Stored records:
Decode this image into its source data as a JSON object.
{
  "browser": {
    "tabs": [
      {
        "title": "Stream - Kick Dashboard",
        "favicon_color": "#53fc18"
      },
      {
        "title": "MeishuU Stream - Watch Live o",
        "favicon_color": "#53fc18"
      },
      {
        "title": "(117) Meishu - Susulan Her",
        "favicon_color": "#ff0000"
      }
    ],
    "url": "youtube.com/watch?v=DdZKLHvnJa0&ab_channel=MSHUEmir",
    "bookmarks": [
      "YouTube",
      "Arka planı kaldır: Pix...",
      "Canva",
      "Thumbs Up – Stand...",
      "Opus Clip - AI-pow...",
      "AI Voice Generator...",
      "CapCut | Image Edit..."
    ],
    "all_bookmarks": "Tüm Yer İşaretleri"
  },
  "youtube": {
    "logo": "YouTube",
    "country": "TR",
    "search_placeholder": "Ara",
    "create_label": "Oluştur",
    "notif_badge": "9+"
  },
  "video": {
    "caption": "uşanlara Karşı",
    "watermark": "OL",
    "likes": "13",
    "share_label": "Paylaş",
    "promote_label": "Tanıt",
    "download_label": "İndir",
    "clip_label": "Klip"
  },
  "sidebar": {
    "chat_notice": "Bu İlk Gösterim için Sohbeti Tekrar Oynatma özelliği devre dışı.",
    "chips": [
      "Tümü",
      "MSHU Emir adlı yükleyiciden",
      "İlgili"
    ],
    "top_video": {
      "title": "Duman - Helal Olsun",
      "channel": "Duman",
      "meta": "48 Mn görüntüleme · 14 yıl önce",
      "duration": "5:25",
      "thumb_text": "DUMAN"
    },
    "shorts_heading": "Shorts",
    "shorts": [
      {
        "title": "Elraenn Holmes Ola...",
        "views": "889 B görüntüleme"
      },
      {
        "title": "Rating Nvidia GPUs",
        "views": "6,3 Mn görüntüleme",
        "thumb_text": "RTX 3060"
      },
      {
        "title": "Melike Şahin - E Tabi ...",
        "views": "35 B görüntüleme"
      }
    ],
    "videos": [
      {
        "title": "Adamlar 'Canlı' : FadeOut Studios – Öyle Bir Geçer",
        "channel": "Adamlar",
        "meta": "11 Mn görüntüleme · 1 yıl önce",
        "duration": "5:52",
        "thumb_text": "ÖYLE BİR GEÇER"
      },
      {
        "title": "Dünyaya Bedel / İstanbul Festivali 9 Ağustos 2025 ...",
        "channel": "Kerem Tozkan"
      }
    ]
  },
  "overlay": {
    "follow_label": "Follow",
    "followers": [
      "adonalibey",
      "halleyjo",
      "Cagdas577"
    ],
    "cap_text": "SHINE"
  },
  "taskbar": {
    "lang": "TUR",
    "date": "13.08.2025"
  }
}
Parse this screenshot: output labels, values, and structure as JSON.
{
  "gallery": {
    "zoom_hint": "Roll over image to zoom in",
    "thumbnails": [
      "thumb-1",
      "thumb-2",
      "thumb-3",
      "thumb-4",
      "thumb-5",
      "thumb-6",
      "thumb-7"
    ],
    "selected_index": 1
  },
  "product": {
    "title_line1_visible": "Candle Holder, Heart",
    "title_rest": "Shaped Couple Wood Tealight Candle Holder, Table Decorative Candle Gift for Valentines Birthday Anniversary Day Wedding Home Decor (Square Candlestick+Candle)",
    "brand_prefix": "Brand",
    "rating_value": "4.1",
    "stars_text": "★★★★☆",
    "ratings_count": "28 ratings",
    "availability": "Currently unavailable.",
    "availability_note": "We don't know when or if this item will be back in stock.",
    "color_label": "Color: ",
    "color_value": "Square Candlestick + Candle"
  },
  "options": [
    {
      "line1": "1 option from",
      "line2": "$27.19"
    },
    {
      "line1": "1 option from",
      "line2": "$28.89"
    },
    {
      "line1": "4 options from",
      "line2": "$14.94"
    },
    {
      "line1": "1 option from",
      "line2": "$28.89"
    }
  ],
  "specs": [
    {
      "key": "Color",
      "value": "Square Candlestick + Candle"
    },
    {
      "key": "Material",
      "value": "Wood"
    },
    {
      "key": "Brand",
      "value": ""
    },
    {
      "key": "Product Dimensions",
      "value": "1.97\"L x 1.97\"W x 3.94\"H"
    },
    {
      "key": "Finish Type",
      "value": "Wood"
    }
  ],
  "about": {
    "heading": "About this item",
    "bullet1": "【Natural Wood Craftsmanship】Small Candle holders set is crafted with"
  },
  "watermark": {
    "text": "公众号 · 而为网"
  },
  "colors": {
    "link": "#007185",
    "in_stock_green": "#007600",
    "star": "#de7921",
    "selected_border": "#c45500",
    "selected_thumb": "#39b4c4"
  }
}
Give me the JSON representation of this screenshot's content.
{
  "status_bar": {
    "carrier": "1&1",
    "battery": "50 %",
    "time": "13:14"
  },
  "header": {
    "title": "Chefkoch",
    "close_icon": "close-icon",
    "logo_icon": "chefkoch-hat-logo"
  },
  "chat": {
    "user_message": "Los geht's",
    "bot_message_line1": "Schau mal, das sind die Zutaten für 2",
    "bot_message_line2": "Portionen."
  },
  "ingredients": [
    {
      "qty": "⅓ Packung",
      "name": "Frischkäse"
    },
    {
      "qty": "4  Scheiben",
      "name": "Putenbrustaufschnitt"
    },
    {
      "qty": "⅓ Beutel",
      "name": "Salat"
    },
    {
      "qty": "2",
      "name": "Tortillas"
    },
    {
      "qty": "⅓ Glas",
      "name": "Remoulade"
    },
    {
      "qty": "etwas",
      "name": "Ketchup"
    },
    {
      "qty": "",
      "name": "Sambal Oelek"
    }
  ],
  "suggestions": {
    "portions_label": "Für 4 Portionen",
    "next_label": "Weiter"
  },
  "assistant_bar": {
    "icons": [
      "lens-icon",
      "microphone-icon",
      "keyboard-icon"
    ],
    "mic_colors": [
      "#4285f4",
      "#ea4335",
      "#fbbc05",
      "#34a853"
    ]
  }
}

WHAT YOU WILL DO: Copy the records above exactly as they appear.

ANSWER FOR THIS EXERCISE:
Decode this image into its source data as a JSON object.
{
  "browser": {
    "tabs": [
      {
        "title": "Stream - Kick Dashboard",
        "favicon_color": "#53fc18"
      },
      {
        "title": "MeishuU Stream - Watch Live o",
        "favicon_color": "#53fc18"
      },
      {
        "title": "(117) Meishu - Susulan Her",
        "favicon_color": "#ff0000"
      }
    ],
    "url": "youtube.com/watch?v=DdZKLHvnJa0&ab_channel=MSHUEmir",
    "bookmarks": [
      "YouTube",
      "Arka planı kaldır: Pix...",
      "Canva",
      "Thumbs Up – Stand...",
      "Opus Clip - AI-pow...",
      "AI Voice Generator...",
      "CapCut | Image Edit..."
    ],
    "all_bookmarks": "Tüm Yer İşaretleri"
  },
  "youtube": {
    "logo": "YouTube",
    "country": "TR",
    "search_placeholder": "Ara",
    "create_label": "Oluştur",
    "notif_badge": "9+"
  },
  "video": {
    "caption": "uşanlara Karşı",
    "watermark": "OL",
    "likes": "13",
    "share_label": "Paylaş",
    "promote_label": "Tanıt",
    "download_label": "İndir",
    "clip_label": "Klip"
  },
  "sidebar": {
    "chat_notice": "Bu İlk Gösterim için Sohbeti Tekrar Oynatma özelliği devre dışı.",
    "chips": [
      "Tümü",
      "MSHU Emir adlı yükleyiciden",
      "İlgili"
    ],
    "top_video": {
      "title": "Duman - Helal Olsun",
      "channel": "Duman",
      "meta": "48 Mn görüntüleme · 14 yıl önce",
      "duration": "5:25",
      "thumb_text": "DUMAN"
    },
    "shorts_heading": "Shorts",
    "shorts": [
      {
        "title": "Elraenn Holmes Ola...",
        "views": "889 B görüntüleme"
      },
      {
        "title": "Rating Nvidia GPUs",
        "views": "6,3 Mn görüntüleme",
        "thumb_text": "RTX 3060"
      },
      {
        "title": "Melike Şahin - E Tabi ...",
        "views": "35 B görüntüleme"
      }
    ],
    "videos": [
      {
        "title": "Adamlar 'Canlı' : FadeOut Studios – Öyle Bir Geçer",
        "channel": "Adamlar",
        "meta": "11 Mn görüntüleme · 1 yıl önce",
        "duration": "5:52",
        "thumb_text": "ÖYLE BİR GEÇER"
      },
      {
        "title": "Dünyaya Bedel / İstanbul Festivali 9 Ağustos 2025 ...",
        "channel": "Kerem Tozkan"
      }
    ]
  },
  "overlay": {
    "follow_label": "Follow",
    "followers": [
      "adonalibey",
      "halleyjo",
      "Cagdas577"
    ],
    "cap_text": "SHINE"
  },
  "taskbar": {
    "lang": "TUR",
    "date": "13.08.2025"
  }
}
Parse this screenshot: output labels, values, and structure as JSON.
{
  "gallery": {
    "zoom_hint": "Roll over image to zoom in",
    "thumbnails": [
      "thumb-1",
      "thumb-2",
      "thumb-3",
      "thumb-4",
      "thumb-5",
      "thumb-6",
      "thumb-7"
    ],
    "selected_index": 1
  },
  "product": {
    "title_line1_visible": "Candle Holder, Heart",
    "title_rest": "Shaped Couple Wood Tealight Candle Holder, Table Decorative Candle Gift for Valentines Birthday Anniversary Day Wedding Home Decor (Square Candlestick+Candle)",
    "brand_prefix": "Brand",
    "rating_value": "4.1",
    "stars_text": "★★★★☆",
    "ratings_count": "28 ratings",
    "availability": "Currently unavailable.",
    "availability_note": "We don't know when or if this item will be back in stock.",
    "color_label": "Color: ",
    "color_value": "Square Candlestick + Candle"
  },
  "options": [
    {
      "line1": "1 option from",
      "line2": "$27.19"
    },
    {
      "line1": "1 option from",
      "line2": "$28.89"
    },
    {
      "line1": "4 options from",
      "line2": "$14.94"
    },
    {
      "line1": "1 option from",
      "line2": "$28.89"
    }
  ],
  "specs": [
    {
      "key": "Color",
      "value": "Square Candlestick + Candle"
    },
    {
      "key": "Material",
      "value": "Wood"
    },
    {
      "key": "Brand",
      "value": ""
    },
    {
      "key": "Product Dimensions",
      "value": "1.97\"L x 1.97\"W x 3.94\"H"
    },
    {
      "key": "Finish Type",
      "value": "Wood"
    }
  ],
  "about": {
    "heading": "About this item",
    "bullet1": "【Natural Wood Craftsmanship】Small Candle holders set is crafted with"
  },
  "watermark": {
    "text": "公众号 · 而为网"
  },
  "colors": {
    "link": "#007185",
    "in_stock_green": "#007600",
    "star": "#de7921",
    "selected_border": "#c45500",
    "selected_thumb": "#39b4c4"
  }
}
Give me the JSON representation of this screenshot's content.
{
  "status_bar": {
    "carrier": "1&1",
    "battery": "50 %",
    "time": "13:14"
  },
  "header": {
    "title": "Chefkoch",
    "close_icon": "close-icon",
    "logo_icon": "chefkoch-hat-logo"
  },
  "chat": {
    "user_message": "Los geht's",
    "bot_message_line1": "Schau mal, das sind die Zutaten für 2",
    "bot_message_line2": "Portionen."
  },
  "ingredients": [
    {
      "qty": "⅓ Packung",
      "name": "Frischkäse"
    },
    {
      "qty": "4  Scheiben",
      "name": "Putenbrustaufschnitt"
    },
    {
      "qty": "⅓ Beutel",
      "name": "Salat"
    },
    {
      "qty": "2",
      "name": "Tortillas"
    },
    {
      "qty": "⅓ Glas",
      "name": "Remoulade"
    },
    {
      "qty": "etwas",
      "name": "Ketchup"
    },
    {
      "qty": "",
      "name": "Sambal Oelek"
    }
  ],
  "suggestions": {
    "portions_label": "Für 4 Portionen",
    "next_label": "Weiter"
  },
  "assistant_bar": {
    "icons": [
      "lens-icon",
      "microphone-icon",
      "keyboard-icon"
    ],
    "mic_colors": [
      "#4285f4",
      "#ea4335",
      "#fbbc05",
      "#34a853"
    ]
  }
}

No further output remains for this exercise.